### TASK DESCRIPTION
Every record that follows should be copied exactly. No picture belongs in the copy.

═══ SUPPLIED ENTRIES

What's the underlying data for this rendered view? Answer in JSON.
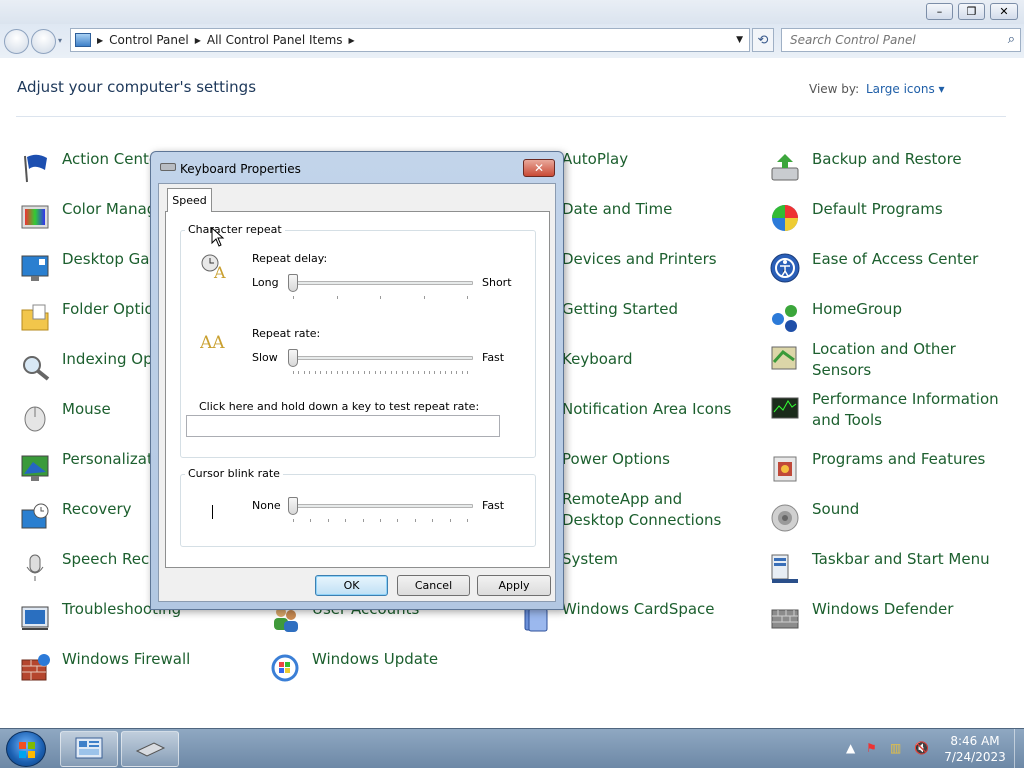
{
  "window": {
    "breadcrumbs": [
      "Control Panel",
      "All Control Panel Items"
    ],
    "search_placeholder": "Search Control Panel",
    "buttons": {
      "minimize": "–",
      "maximize": "❐",
      "close": "✕"
    }
  },
  "header": {
    "title": "Adjust your computer's settings",
    "view_by_label": "View by:",
    "view_by_value": "Large icons ▾"
  },
  "items": {
    "col1": [
      "Action Center",
      "Color Management",
      "Desktop Gadgets",
      "Folder Options",
      "Indexing Options",
      "Mouse",
      "Personalization",
      "Recovery",
      "Speech Recognition",
      "Troubleshooting",
      "Windows Firewall"
    ],
    "col2": [
      "User Accounts",
      "Windows Update"
    ],
    "col3": [
      "AutoPlay",
      "Date and Time",
      "Devices and Printers",
      "Getting Started",
      "Keyboard",
      "Notification Area Icons",
      "Power Options",
      "RemoteApp and Desktop Connections",
      "System",
      "Windows CardSpace"
    ],
    "col4": [
      "Backup and Restore",
      "Default Programs",
      "Ease of Access Center",
      "HomeGroup",
      "Location and Other Sensors",
      "Performance Information and Tools",
      "Programs and Features",
      "Sound",
      "Taskbar and Start Menu",
      "Windows Defender"
    ]
  },
  "dialog": {
    "title": "Keyboard Properties",
    "close_label": "✕",
    "tab": "Speed",
    "char_repeat_group": "Character repeat",
    "repeat_delay": {
      "label": "Repeat delay:",
      "min": "Long",
      "max": "Short",
      "value": 0
    },
    "repeat_rate": {
      "label": "Repeat rate:",
      "min": "Slow",
      "max": "Fast",
      "value": 0
    },
    "test_label": "Click here and hold down a key to test repeat rate:",
    "test_value": "",
    "cursor_group": "Cursor blink rate",
    "cursor_blink": {
      "min": "None",
      "max": "Fast",
      "value": 0
    },
    "ok": "OK",
    "cancel": "Cancel",
    "apply": "Apply"
  },
  "taskbar": {
    "time": "8:46 AM",
    "date": "7/24/2023"
  }
}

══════

### ANSWER AREA
What's the underlying data for this rendered view? Answer in JSON.
{
  "window": {
    "breadcrumbs": [
      "Control Panel",
      "All Control Panel Items"
    ],
    "search_placeholder": "Search Control Panel",
    "buttons": {
      "minimize": "–",
      "maximize": "❐",
      "close": "✕"
    }
  },
  "header": {
    "title": "Adjust your computer's settings",
    "view_by_label": "View by:",
    "view_by_value": "Large icons ▾"
  },
  "items": {
    "col1": [
      "Action Center",
      "Color Management",
      "Desktop Gadgets",
      "Folder Options",
      "Indexing Options",
      "Mouse",
      "Personalization",
      "Recovery",
      "Speech Recognition",
      "Troubleshooting",
      "Windows Firewall"
    ],
    "col2": [
      "User Accounts",
      "Windows Update"
    ],
    "col3": [
      "AutoPlay",
      "Date and Time",
      "Devices and Printers",
      "Getting Started",
      "Keyboard",
      "Notification Area Icons",
      "Power Options",
      "RemoteApp and Desktop Connections",
      "System",
      "Windows CardSpace"
    ],
    "col4": [
      "Backup and Restore",
      "Default Programs",
      "Ease of Access Center",
      "HomeGroup",
      "Location and Other Sensors",
      "Performance Information and Tools",
      "Programs and Features",
      "Sound",
      "Taskbar and Start Menu",
      "Windows Defender"
    ]
  },
  "dialog": {
    "title": "Keyboard Properties",
    "close_label": "✕",
    "tab": "Speed",
    "char_repeat_group": "Character repeat",
    "repeat_delay": {
      "label": "Repeat delay:",
      "min": "Long",
      "max": "Short",
      "value": 0
    },
    "repeat_rate": {
      "label": "Repeat rate:",
      "min": "Slow",
      "max": "Fast",
      "value": 0
    },
    "test_label": "Click here and hold down a key to test repeat rate:",
    "test_value": "",
    "cursor_group": "Cursor blink rate",
    "cursor_blink": {
      "min": "None",
      "max": "Fast",
      "value": 0
    },
    "ok": "OK",
    "cancel": "Cancel",
    "apply": "Apply"
  },
  "taskbar": {
    "time": "8:46 AM",
    "date": "7/24/2023"
  }
}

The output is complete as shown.